The ₹2,000-denomination has started to find its way into the wrong hands. Pulling it out could prevent another black money problem, as well as make up for its botched introduction in 2016
Former Finance Secretary Subash Chandra Garg has called for another round of demonetisation, this time — ironically — of the ₹2,000-notes that rose from the throes of the crisis and angst-ridden days of the 2016 Demonetisation. His rationale is that ₹2,000-notes, though accounting for a third of the currencies issued in terms of value, are hardly in circulation, what with bad characters eagerly starting to hoard them.
Lately, there have been reports of the RBI mopping the notes up with a view to eventually easing them out of circulation, so much so that when Demonetisation-II is announced, it would be painless with only the residuary notes tucked away under pillows seeking deposit into bank accounts. But Garg’s story has greater plausibility — it is not the RBI which is mopping them up, but crooks.
Too much latitude

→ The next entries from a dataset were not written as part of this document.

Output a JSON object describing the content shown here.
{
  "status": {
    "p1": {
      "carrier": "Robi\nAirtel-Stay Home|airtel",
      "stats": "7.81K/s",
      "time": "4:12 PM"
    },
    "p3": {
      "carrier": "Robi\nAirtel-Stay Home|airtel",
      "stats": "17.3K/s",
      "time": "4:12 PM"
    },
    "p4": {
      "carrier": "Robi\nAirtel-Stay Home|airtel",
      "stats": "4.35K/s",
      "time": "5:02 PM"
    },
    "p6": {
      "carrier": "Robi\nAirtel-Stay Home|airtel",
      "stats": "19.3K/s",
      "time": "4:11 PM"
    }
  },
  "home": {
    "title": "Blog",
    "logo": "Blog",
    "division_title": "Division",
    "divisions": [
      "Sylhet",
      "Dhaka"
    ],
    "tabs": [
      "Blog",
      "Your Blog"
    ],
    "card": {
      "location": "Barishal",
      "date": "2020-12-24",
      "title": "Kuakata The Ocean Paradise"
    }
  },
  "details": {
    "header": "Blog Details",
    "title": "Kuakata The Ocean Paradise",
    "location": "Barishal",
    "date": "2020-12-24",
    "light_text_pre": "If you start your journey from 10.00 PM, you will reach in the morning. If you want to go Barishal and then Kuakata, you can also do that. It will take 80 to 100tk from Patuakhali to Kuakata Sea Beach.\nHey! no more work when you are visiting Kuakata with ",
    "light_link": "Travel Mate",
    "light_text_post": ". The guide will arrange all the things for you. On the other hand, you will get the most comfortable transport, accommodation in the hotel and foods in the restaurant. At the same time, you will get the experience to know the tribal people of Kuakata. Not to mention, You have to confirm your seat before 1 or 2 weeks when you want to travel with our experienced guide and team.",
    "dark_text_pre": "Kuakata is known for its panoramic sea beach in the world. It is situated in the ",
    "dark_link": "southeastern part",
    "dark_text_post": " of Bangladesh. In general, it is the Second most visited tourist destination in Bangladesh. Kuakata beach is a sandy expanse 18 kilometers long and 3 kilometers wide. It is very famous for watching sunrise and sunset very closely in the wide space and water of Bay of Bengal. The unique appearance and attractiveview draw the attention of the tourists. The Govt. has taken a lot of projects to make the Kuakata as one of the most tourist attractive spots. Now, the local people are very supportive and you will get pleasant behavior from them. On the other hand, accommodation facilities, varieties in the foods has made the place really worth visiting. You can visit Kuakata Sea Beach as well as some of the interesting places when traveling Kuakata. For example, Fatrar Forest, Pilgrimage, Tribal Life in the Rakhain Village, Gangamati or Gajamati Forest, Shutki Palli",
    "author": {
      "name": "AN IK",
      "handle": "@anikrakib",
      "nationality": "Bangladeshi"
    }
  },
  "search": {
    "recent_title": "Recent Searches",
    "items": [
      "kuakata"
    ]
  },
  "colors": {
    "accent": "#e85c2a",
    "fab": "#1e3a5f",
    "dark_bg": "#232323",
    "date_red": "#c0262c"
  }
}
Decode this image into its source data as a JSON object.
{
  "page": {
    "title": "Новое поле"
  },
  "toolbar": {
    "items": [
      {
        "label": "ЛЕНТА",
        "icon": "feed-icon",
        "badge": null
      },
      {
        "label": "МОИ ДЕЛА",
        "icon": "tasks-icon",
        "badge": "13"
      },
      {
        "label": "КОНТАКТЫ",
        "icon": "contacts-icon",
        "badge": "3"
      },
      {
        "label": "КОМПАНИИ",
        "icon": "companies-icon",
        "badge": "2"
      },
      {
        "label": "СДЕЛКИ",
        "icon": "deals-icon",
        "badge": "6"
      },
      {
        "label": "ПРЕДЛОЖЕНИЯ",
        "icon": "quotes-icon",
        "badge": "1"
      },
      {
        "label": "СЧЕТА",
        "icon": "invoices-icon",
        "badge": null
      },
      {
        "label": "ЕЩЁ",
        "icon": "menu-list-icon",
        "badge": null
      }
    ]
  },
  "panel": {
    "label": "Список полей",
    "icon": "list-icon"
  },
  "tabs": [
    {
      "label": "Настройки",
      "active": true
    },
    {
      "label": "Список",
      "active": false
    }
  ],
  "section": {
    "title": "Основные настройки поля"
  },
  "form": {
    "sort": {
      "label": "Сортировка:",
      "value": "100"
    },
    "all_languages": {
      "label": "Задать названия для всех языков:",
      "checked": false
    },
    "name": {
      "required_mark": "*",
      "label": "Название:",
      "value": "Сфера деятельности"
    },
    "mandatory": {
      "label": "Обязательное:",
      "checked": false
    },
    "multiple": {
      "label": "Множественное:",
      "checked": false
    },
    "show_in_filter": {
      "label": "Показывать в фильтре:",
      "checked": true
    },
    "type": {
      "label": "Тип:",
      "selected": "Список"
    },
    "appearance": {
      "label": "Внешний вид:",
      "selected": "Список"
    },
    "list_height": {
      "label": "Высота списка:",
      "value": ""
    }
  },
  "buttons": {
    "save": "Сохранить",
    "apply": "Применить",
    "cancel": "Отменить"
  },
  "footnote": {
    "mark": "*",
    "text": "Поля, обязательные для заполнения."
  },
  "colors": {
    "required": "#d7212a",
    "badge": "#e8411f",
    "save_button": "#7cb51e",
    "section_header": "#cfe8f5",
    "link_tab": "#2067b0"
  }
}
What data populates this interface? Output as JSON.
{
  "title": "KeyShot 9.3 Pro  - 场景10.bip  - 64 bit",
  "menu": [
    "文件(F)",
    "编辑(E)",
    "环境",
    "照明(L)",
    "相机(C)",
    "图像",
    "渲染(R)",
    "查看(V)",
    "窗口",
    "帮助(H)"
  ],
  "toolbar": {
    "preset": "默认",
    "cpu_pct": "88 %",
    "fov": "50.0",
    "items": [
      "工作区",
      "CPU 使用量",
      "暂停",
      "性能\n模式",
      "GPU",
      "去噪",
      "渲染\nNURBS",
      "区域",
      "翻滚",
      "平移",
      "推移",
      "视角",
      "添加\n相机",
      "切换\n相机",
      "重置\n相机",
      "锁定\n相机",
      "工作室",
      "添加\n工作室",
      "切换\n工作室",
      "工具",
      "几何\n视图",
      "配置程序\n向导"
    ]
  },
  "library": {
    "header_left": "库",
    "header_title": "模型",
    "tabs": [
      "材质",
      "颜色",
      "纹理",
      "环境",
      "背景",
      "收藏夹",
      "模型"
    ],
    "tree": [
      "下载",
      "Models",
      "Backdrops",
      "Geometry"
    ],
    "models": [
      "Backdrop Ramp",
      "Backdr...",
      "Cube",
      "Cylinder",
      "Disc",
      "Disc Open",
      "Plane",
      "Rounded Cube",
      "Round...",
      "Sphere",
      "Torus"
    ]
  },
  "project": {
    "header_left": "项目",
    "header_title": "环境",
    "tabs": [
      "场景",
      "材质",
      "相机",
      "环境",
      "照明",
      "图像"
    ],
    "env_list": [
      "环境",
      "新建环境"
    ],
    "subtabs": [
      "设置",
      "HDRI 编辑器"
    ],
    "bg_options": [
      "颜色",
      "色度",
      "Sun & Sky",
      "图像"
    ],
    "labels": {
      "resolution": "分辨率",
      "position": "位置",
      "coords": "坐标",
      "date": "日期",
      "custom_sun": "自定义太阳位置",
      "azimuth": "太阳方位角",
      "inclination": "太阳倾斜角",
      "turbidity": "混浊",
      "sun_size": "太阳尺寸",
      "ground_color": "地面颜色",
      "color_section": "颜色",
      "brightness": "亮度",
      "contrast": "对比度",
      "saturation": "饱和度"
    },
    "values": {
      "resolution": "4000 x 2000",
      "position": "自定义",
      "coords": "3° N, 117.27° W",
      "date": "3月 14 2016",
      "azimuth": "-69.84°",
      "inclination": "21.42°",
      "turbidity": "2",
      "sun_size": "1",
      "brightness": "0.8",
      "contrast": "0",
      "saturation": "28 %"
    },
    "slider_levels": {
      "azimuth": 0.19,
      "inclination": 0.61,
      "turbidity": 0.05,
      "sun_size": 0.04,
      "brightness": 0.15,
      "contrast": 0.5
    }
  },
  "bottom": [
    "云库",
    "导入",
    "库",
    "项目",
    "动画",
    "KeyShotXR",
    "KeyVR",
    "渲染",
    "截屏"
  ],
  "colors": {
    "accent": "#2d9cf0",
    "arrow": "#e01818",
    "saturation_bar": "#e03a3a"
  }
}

In 2016, ₹500- and ₹1,000-notes were rendered valueless and redundant. The exchange counters at banks, where one could surrender the notes, were kept open for 21 days.
These counters witnessed serpentine and often labyrinthine queues with people sweating it out as they waited to deposit their now-defunct notes. In fact, this — along with the latitude given to launder the demonetised notes at petrol bunks and hospitals — proved to be the undoing of the otherwise noble scheme whose objective was to cripple the moneybags strutting the subterranean economy.
That the poor, the jetsam and flotsam of the society grinned and bore the travails of standing in queues (to withdraw from ATMs) and forgave the subsequent cash shortage and vaporisation of business opportunities by resoundingly voting for Narendra Modi in the 2019 general elections validate his noble intentions, in hindsight.
In Demonetisation-I, 86 per cent of the currency in circulation in terms of value was rendered valueless. Yet it was touted a failure, as evidenced by the well-known RBI statistic — as much as 99 per cent of the notes demonetised wormed their way back into the banking system. Of course, the government is right in its assertion that by merely depositing the notes into banks does not remove the illegal tag on them.
But it has taken an inordinate time in examining the quality of the money, even though poring over 18 lakh suspect bank accounts is a herculean task.
Garg says in DeMo-II, only 33 per cent of the currency issued would be rendered valueless, but if done properly without leakage and latitude, it can leave the unscrupulous characters quaking in their boots. Garg says the demonetised ₹2000-notes must only be deposited in banks, period, if and when DeMo-II is done. One couldn’t agree with him more.
Chance for redemption
Modi has been pilloried by his detractors as well as by his well-meaning critics for DeMo-I. But then, it went awry because there was a lack of preparedness in remonetisation, as well as the many latitudes given to crooks to find loopholes.
Modi has a point to prove. He can redeem himself and emerge out of the doghouse by demonetising the ₹2,000-notes — which should not have been introduced in the first place, as affirmed by former Finance Minister P Chidambaram. They beckon the crooks. One suitcase full of such notes is enough for them, when it took four such suitcases to keep their ill-gotten ₹500 notes. Logistics bother the netherworld as well. Wrenching away this very high denomination note would be the penance for Modi’s twin follies — botching up DeMo-I and consequently ushering in these notes into circulation.
The writer is a Chennai-based chartered accountant